The $30M project will supply energy to 15 campus buildings and the campus chilled-water system, which serves much of the university. Initially, the system is projected to save more than $1 million in energy and operational costs annually, and is expected to grow to $2.8 million annually in future years. The system will include approximately 600 geothermal wells with pipes creating closed geothermal loops serving the three campus geothermal plants. Each of the three plants will contain heat pump chillers, supplemental cooling towers and gas-fired boilers to provide geothermal energy to surrounding areas of campus.
System selection: The first challenge faced by McClure Engineering was choosing the type of system to best suit the campus’ heating and cooling needs, as well as their desire for energy efficiency, minimal carbon footprint, and reduced energy costs. To find the best solution, McClure created an hour-by-hour energy model of the campus and modeled various options. The model was compared to metered data to verify its accuracy.
Existing systems: The project includes removing the old steam system and connecting 15 campus buildings to one central heating system. The challenge was the conversion of all of the existing buildings to the new heating system (a low temperature, 120 degree system) as they were originally designed with other operating parameters. Because each building is unique, McClure examined them individually (on paper and on site) to determine the optimal ways to make the systems all work together.
Construction coordination: McClure is currently facing the ongoing challenge of phasing the construction of the entire project which includes work in existing buildings, construction of new heating/cooling plants, and miles of geothermal piping.
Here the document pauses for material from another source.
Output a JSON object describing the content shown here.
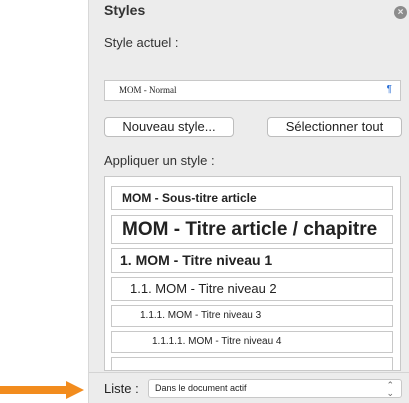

Complications include coordinating the work of several subcontractors, minimizing the disruptions to the campus and building occupants, weather delays, and keeping as much of the campus with heating and cooling as possible while installations are completed.
System selection: To find the best solution, McClure created an hour-by-hour energy model of the campus and modeled various options. The ground source heat pump system was chosen for its ability to store rejected heat in the ground during the summer and use that heat for building heating during the winter. A unique feature of this design was the decision to utilize a hybrid system (with gas-fired boilers and existing electric chillers to shave the peak loads), which greatly reduced the number of wells required, enabled the project to fit within the University’s budget, and provided redundancy in both the heating and cooling systems.
Existing systems: In many cases, the best solution was to replace equipment in the buildings to work with the new, low temperature heating system. This allowed the design to maintain high water temperature differentials, thus keeping flows and pump horsepower to a minimum in the buildings and plants.
Construction coordination: McClure works closely with the Construction Manager (JE Dunn), the scheduler (CCS Group), and the school (Missouri University of Science & Technology) to keep the project on schedule and the occupants comfortable through constant communication with all parties. The project team is utilizing a variety of project management tools (including iPads) to facilitate collaboration, effectiveness, and efficiency.
At Washington University in St. Louis’ Danforth Campus, planned campus growth and desire to maintain redundancy necessitated increasing the substation from 28 MVA (14 MVA firm) to 42 MVA (28 MVA firm). For additional reliability a third feeder from AmerenUE was negotiated to be mostly underground and an independent route from the existing two overhead AmerenUE feeders. The project required designing detailed phasing to keep the campus operational during construction. This project was one of a series of projects McClure designed as part of a $10M investment at the campus to increase electrical capacity, reliability, and maintainability.
This project was the culmination of 10 years of campus infrastructure work to join the operation and control of seven separate chilled water plants (full load cooling capacity of 21,000 tons). The work included replacing the building automation system on more than half of the seven separate chilled water plants, designing programming logic to facilitate optimized control, and making piping and pumping modifications to improve redundancy and decrease energy usage.
We also provided mechanical and electrical systems commissioning of the campus chilled water system. As part of this work, our technicians worked closely with the installing contractor to prepare and configure all customized programming for each of the chilled water plants (21 chillers). Additionally, our technicians worked with the facility staff to repair and replace existing components that had failed or fallen out of calibration, in order to ensure project success.